Standing in the quiet of St Mary's in Putney, surrounded by the passion of the past,  I thought it ironic  that, after the most recent exercise in democracy, we should find ourselves governed by a small clique from a wealth and privileged elite, most of them closely linked to the aristocracy. Roundhead or Cavalier? Do we have to even ask? You get what you vote for, I suppose.

Celia Rees




8 comments:

Clare Mulley said...

'A chorus of radical dissent that ran beneath the surface of British history like an underground river' - this is wonderful Celia. Lets home the river swells again soon.

Celia Rees said...

Thanks, Clare.

carol drinkwater said...

Yes, Clare, it is wonderful. I also hope for Britain that dissent finds its strength again before too long. Bravo, Celia.

Susan Price said...

Lord, Celia, this makes me want to cheer. That underground river runs further back, to the peasant's revolt...

I think a loudspeaker car should be driven round the streets, playing Rainsborough's words: 'No man was brought into this world either booted and spurred to ride or saddled and bridled to be ridden.'

It was an astonishing period of history - and many were arguing for full equality of women.

Lydia Syson said...

Such an inspiring post…and I love the loudspeaker idea! On the sides of the buses too?

But that river is still flowing, and I do believe that the more that is known about the ways in which people in the past have resisted the status quo, the more people in the present will feel they have a stake in the future.

Celia Rees said...

Yes, indeed, Susan and Lydia - into the deep past and into the future those voices were not and will not be silenced.

C.J.Busby said...

Lovely post - and let's hope so!

Leslie Wilson said...

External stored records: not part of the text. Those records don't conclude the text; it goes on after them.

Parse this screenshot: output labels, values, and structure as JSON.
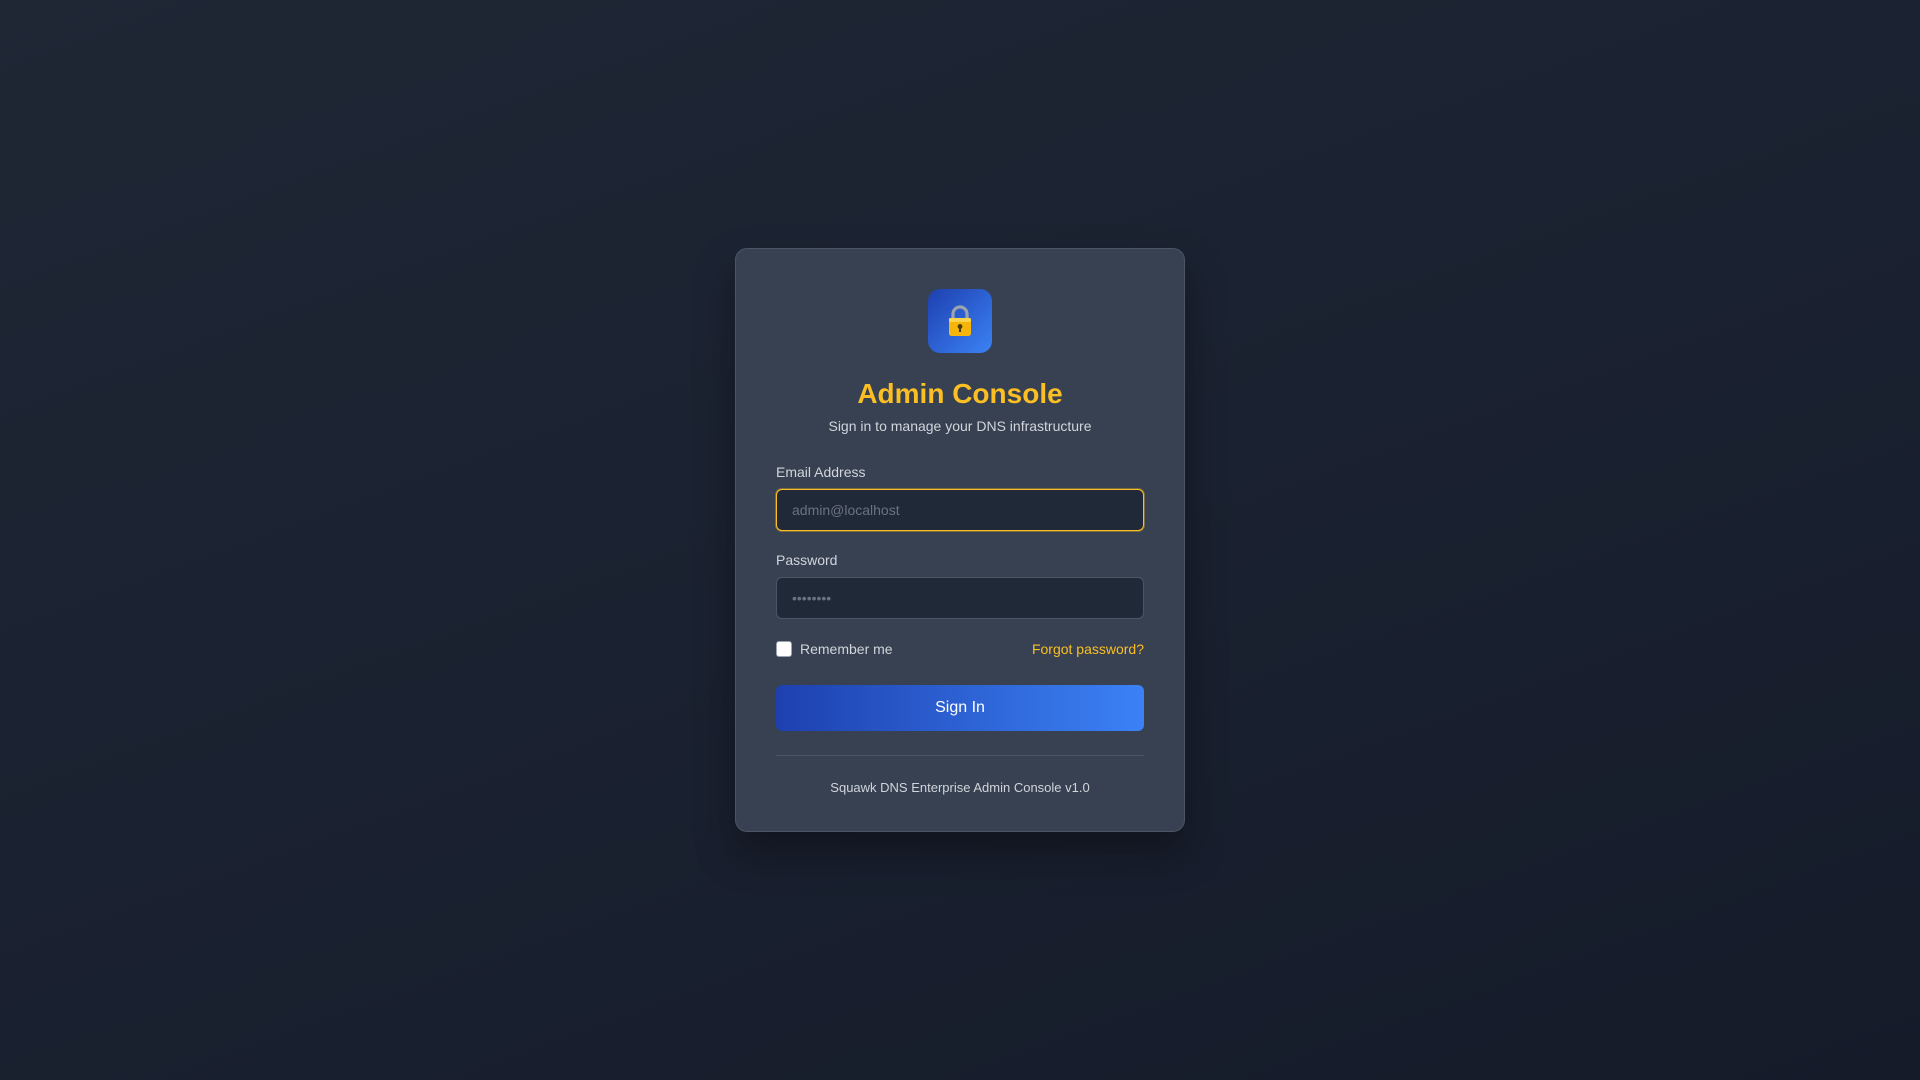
{
  "card": {
    "title": "Admin Console",
    "subtitle": "Sign in to manage your DNS infrastructure",
    "logo_icon": "lock-icon"
  },
  "form": {
    "email_label": "Email Address",
    "email_placeholder": "admin@localhost",
    "email_value": "",
    "password_label": "Password",
    "password_placeholder": "••••••••",
    "password_value": "",
    "remember_label": "Remember me",
    "remember_checked": false,
    "forgot_label": "Forgot password?",
    "submit_label": "Sign In"
  },
  "footer": {
    "text": "Squawk DNS Enterprise Admin Console v1.0"
  },
  "colors": {
    "accent": "#fbbf24",
    "button_start": "#1e40af",
    "button_end": "#3b82f6",
    "card_bg": "#374151",
    "page_bg": "#1a2130"
  }
}
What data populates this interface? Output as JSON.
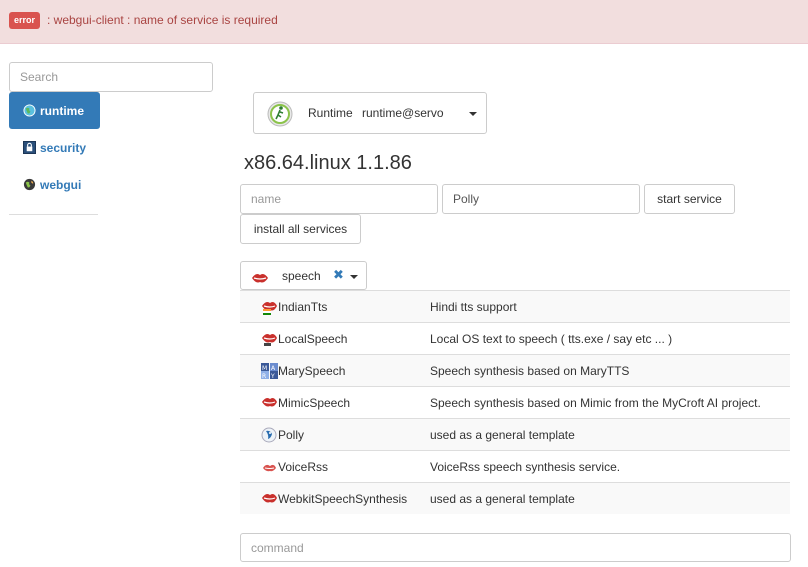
{
  "alert": {
    "badge": "error",
    "message": ": webgui-client : name of service is required"
  },
  "search": {
    "placeholder": "Search"
  },
  "nav": {
    "items": [
      {
        "label": "runtime",
        "icon": "globe-icon",
        "active": true
      },
      {
        "label": "security",
        "icon": "lock-icon",
        "active": false
      },
      {
        "label": "webgui",
        "icon": "globe-icon",
        "active": false
      }
    ]
  },
  "runtime_selector": {
    "label": "Runtime",
    "value": "runtime@servo",
    "icon": "runtime-runner-icon"
  },
  "version": "x86.64.linux 1.1.86",
  "service_form": {
    "name_placeholder": "name",
    "type_value": "Polly",
    "start_label": "start service",
    "install_label": "install all services"
  },
  "category_filter": {
    "label": "speech",
    "clear_glyph": "✖"
  },
  "services": [
    {
      "name": "IndianTts",
      "description": "Hindi tts support",
      "icon": "lips-india-flag-icon"
    },
    {
      "name": "LocalSpeech",
      "description": "Local OS text to speech ( tts.exe / say etc ... )",
      "icon": "lips-icon"
    },
    {
      "name": "MarySpeech",
      "description": "Speech synthesis based on MaryTTS",
      "icon": "mary-logo-icon"
    },
    {
      "name": "MimicSpeech",
      "description": "Speech synthesis based on Mimic from the MyCroft AI project.",
      "icon": "lips-icon"
    },
    {
      "name": "Polly",
      "description": "used as a general template",
      "icon": "polly-icon"
    },
    {
      "name": "VoiceRss",
      "description": "VoiceRss speech synthesis service.",
      "icon": "small-lips-icon"
    },
    {
      "name": "WebkitSpeechSynthesis",
      "description": "used as a general template",
      "icon": "lips-icon"
    }
  ],
  "command": {
    "placeholder": "command"
  },
  "colors": {
    "primary": "#337ab7",
    "alert_bg": "#f2dede",
    "alert_text": "#a94442",
    "badge": "#d9534f",
    "lips": "#c9302c"
  }
}
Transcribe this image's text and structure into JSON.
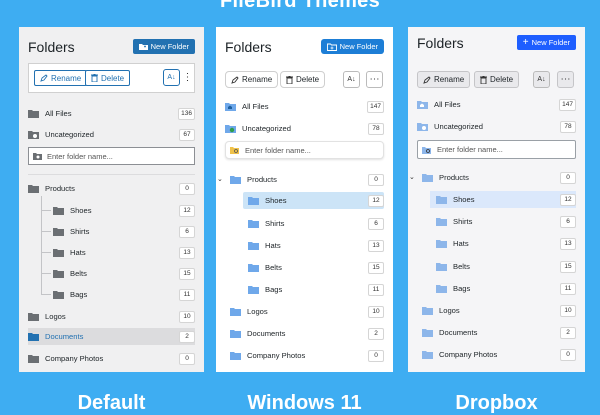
{
  "title": "FileBird Themes",
  "colors": {
    "default_accent": "#2271b1",
    "win_accent": "#1d7ed6",
    "drop_accent": "#1e5eff",
    "folder_gray": "#6b6f73",
    "folder_blue": "#6fa8ea"
  },
  "panels": [
    {
      "id": "default",
      "caption": "Default",
      "heading": "Folders",
      "new_folder": "New Folder",
      "rename": "Rename",
      "delete": "Delete",
      "all_files": {
        "label": "All Files",
        "count": "136"
      },
      "uncategorized": {
        "label": "Uncategorized",
        "count": "67"
      },
      "placeholder": "Enter folder name...",
      "folders": [
        {
          "label": "Products",
          "count": "0"
        },
        {
          "label": "Shoes",
          "count": "12"
        },
        {
          "label": "Shirts",
          "count": "6"
        },
        {
          "label": "Hats",
          "count": "13"
        },
        {
          "label": "Belts",
          "count": "15"
        },
        {
          "label": "Bags",
          "count": "11"
        },
        {
          "label": "Logos",
          "count": "10"
        },
        {
          "label": "Documents",
          "count": "2"
        },
        {
          "label": "Company Photos",
          "count": "0"
        }
      ]
    },
    {
      "id": "windows",
      "caption": "Windows 11",
      "heading": "Folders",
      "new_folder": "New Folder",
      "rename": "Rename",
      "delete": "Delete",
      "all_files": {
        "label": "All Files",
        "count": "147"
      },
      "uncategorized": {
        "label": "Uncategorized",
        "count": "78"
      },
      "placeholder": "Enter folder name...",
      "folders": [
        {
          "label": "Products",
          "count": "0"
        },
        {
          "label": "Shoes",
          "count": "12"
        },
        {
          "label": "Shirts",
          "count": "6"
        },
        {
          "label": "Hats",
          "count": "13"
        },
        {
          "label": "Belts",
          "count": "15"
        },
        {
          "label": "Bags",
          "count": "11"
        },
        {
          "label": "Logos",
          "count": "10"
        },
        {
          "label": "Documents",
          "count": "2"
        },
        {
          "label": "Company Photos",
          "count": "0"
        }
      ]
    },
    {
      "id": "dropbox",
      "caption": "Dropbox",
      "heading": "Folders",
      "new_folder": "New Folder",
      "rename": "Rename",
      "delete": "Delete",
      "all_files": {
        "label": "All Files",
        "count": "147"
      },
      "uncategorized": {
        "label": "Uncategorized",
        "count": "78"
      },
      "placeholder": "Enter folder name...",
      "folders": [
        {
          "label": "Products",
          "count": "0"
        },
        {
          "label": "Shoes",
          "count": "12"
        },
        {
          "label": "Shirts",
          "count": "6"
        },
        {
          "label": "Hats",
          "count": "13"
        },
        {
          "label": "Belts",
          "count": "15"
        },
        {
          "label": "Bags",
          "count": "11"
        },
        {
          "label": "Logos",
          "count": "10"
        },
        {
          "label": "Documents",
          "count": "2"
        },
        {
          "label": "Company Photos",
          "count": "0"
        }
      ]
    }
  ]
}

Great post - and let's keep remembering that a majority of the population did NOT vote for the current government, and it's only the lottery of the first past the post system that gave them their slender majority. And Sue, thanks for pointing out that the idea of women's equality was current in the 17th century. Really hard times lie ahead, but we must try and use whatever opportunities we have to keep alive that flame that Celia has written about so powerfully.